## [PROVIDED MATERIAL]
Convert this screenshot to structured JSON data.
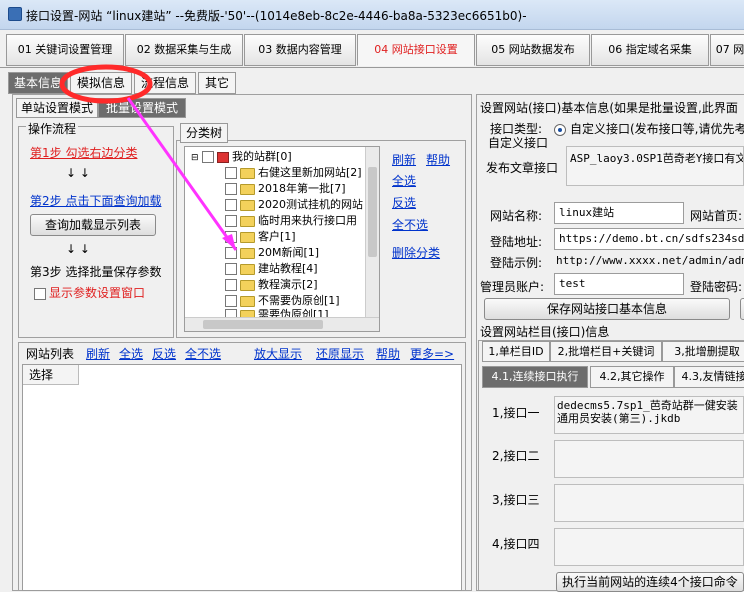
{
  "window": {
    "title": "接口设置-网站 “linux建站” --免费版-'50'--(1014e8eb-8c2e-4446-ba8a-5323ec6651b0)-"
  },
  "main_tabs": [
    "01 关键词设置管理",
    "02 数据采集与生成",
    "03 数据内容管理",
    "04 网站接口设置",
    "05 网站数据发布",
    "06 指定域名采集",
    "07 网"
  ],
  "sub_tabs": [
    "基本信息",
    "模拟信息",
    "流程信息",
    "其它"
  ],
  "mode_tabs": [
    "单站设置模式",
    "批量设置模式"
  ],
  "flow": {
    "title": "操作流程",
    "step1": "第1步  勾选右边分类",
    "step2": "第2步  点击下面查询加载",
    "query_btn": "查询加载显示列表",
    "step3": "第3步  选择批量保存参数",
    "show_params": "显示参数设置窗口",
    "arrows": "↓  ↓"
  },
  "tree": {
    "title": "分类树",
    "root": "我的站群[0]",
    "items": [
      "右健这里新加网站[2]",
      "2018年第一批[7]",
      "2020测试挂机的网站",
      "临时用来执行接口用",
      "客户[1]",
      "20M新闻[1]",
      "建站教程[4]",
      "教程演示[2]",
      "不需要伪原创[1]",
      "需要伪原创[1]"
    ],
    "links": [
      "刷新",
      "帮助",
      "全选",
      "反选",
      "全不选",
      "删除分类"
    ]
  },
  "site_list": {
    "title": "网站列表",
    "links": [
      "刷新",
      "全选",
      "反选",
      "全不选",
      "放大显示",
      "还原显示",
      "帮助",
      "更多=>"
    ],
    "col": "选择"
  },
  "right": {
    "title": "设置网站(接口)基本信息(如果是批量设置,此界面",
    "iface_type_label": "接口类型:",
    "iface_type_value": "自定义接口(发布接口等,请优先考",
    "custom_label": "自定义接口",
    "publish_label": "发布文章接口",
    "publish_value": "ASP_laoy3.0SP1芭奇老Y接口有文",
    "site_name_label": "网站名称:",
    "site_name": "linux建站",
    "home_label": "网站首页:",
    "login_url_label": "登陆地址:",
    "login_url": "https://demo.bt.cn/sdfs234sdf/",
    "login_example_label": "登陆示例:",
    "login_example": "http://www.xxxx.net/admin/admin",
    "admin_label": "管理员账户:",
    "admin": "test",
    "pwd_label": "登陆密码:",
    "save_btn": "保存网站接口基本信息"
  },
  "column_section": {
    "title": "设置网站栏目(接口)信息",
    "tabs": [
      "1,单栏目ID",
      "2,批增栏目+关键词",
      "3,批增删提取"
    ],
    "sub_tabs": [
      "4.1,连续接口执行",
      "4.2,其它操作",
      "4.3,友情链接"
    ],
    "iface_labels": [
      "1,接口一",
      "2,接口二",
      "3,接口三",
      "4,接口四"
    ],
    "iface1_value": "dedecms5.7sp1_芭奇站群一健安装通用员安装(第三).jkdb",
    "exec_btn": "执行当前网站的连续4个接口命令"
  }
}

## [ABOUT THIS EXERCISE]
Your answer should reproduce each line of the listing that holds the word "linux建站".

## [FINISHED TASK]
    "title": "接口设置-网站 “linux建站” --免费版-'50'--(1014e8eb-8c2e-4446-ba8a-5323ec6651b0)-"
    "site_name": "linux建站",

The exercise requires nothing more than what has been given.